Page and application data records
***

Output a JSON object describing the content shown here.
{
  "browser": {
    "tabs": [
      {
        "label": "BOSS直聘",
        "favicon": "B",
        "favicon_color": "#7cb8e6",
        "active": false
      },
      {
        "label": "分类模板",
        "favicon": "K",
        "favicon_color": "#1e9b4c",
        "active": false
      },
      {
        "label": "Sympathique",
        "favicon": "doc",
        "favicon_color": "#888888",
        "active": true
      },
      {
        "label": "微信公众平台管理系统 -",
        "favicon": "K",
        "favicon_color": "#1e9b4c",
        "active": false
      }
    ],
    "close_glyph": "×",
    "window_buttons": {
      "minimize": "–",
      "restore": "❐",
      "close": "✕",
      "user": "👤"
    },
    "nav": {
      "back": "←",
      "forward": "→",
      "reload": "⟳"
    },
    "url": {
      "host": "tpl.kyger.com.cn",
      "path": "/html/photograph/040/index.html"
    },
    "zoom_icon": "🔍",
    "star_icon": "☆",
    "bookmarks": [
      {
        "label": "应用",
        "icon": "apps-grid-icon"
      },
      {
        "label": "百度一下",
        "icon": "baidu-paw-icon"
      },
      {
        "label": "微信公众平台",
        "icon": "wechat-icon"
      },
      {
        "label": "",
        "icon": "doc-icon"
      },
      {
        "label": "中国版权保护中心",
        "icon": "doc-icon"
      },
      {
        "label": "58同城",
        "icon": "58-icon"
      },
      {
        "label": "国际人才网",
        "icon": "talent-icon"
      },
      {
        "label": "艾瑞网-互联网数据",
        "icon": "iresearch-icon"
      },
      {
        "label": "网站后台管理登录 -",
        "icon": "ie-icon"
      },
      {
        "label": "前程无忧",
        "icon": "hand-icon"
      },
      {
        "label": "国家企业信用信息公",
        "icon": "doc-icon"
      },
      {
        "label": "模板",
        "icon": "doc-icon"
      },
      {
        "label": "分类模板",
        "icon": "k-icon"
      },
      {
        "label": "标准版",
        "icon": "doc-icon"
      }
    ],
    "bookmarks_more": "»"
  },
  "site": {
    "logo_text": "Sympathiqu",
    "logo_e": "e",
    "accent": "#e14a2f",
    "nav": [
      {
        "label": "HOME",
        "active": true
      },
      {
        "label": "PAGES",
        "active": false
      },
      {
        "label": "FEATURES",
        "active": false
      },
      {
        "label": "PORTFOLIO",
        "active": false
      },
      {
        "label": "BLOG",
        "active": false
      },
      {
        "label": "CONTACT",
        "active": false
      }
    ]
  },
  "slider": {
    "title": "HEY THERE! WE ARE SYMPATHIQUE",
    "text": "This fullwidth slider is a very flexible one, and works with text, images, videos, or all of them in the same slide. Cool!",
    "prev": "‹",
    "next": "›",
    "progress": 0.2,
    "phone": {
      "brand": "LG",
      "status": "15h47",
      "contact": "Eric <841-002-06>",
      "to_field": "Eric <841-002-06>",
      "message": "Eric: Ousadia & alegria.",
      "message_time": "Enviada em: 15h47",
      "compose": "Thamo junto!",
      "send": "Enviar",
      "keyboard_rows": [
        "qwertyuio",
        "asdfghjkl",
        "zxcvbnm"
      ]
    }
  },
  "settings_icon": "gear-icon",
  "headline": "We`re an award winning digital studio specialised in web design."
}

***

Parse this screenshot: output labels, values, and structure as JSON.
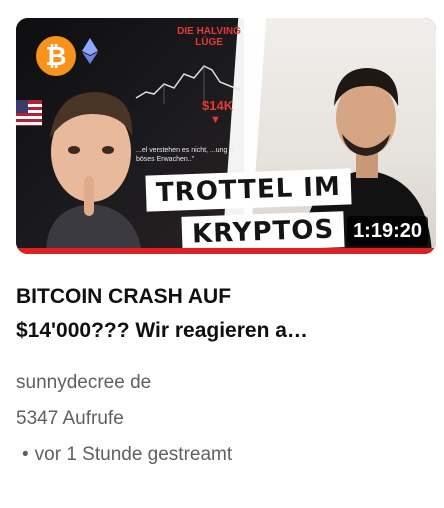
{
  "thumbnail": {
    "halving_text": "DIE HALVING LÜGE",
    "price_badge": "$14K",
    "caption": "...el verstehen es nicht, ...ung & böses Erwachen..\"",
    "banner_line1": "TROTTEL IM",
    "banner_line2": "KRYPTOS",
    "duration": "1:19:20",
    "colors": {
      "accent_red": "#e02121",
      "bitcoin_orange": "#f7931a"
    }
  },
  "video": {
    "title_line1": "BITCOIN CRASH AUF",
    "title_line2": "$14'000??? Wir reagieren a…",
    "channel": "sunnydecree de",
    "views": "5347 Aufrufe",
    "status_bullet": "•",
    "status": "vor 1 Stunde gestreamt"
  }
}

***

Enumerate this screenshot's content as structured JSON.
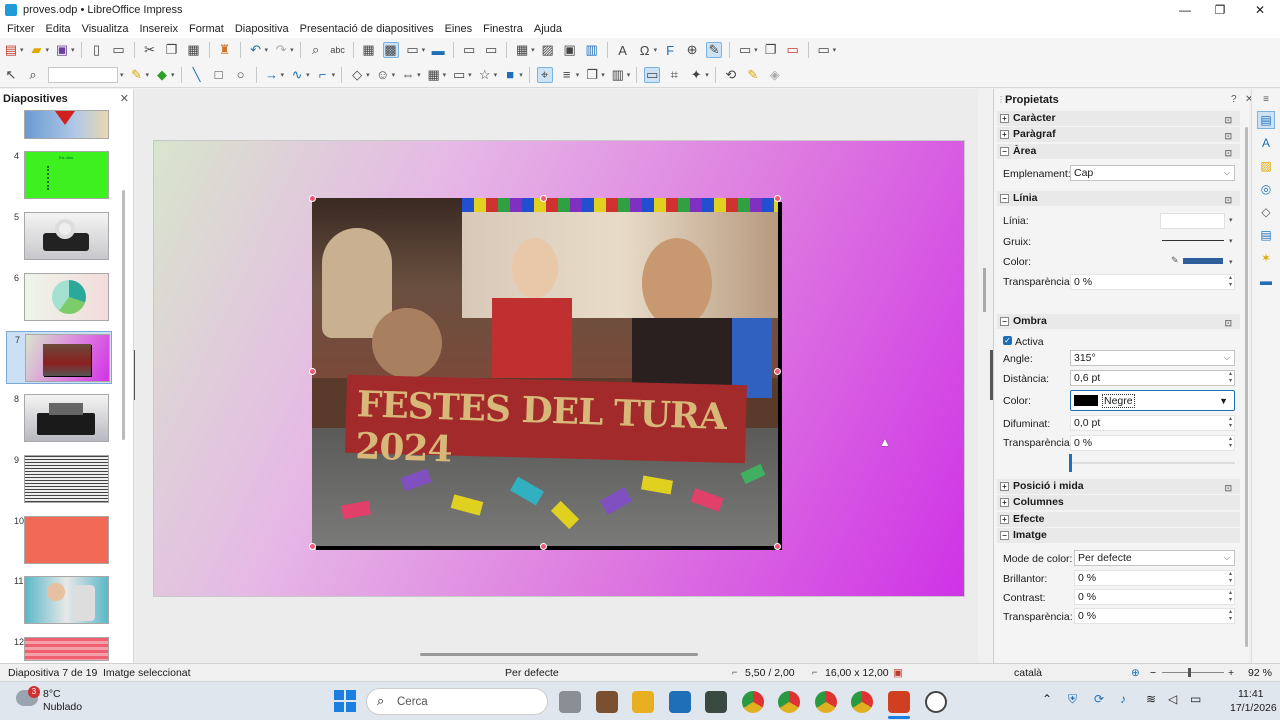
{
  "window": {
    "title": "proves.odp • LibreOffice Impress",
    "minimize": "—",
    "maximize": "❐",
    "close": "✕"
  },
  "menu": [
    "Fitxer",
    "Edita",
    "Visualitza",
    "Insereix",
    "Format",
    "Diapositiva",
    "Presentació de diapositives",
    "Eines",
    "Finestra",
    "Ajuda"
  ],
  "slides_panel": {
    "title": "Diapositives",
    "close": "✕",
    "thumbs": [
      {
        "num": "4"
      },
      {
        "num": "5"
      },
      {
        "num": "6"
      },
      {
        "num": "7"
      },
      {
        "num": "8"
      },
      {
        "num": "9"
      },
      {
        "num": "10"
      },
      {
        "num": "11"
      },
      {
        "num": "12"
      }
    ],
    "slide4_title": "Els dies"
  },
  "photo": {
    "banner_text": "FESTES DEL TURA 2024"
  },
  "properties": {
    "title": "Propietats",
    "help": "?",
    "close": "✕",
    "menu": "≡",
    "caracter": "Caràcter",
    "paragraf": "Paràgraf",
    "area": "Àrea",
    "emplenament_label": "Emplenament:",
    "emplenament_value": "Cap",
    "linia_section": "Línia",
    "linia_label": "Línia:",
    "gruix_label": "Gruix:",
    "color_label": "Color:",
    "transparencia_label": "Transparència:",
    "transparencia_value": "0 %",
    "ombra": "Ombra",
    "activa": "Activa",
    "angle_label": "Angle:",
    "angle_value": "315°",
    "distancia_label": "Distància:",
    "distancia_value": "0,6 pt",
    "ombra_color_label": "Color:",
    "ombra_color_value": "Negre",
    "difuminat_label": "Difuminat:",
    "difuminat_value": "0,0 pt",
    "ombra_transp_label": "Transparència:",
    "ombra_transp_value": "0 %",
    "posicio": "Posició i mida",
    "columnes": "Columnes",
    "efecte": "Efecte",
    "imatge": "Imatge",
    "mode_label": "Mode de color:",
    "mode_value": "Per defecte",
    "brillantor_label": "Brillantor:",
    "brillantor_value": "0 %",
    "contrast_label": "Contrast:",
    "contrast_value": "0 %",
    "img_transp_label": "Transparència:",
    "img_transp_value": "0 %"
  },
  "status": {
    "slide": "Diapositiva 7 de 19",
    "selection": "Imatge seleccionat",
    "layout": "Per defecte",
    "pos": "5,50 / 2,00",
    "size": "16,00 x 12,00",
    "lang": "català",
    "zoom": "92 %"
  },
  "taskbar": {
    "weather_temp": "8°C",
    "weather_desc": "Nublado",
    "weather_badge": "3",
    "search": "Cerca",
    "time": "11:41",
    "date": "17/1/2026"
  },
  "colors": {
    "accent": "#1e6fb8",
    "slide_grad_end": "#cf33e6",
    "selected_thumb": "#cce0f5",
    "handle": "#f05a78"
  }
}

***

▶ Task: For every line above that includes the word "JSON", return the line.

▶ Solution to the problem:
Output a JSON object describing the content shown here.
Parse this screenshot: output labels, values, and structure as JSON.
Enumerate this screenshot's content as structured JSON.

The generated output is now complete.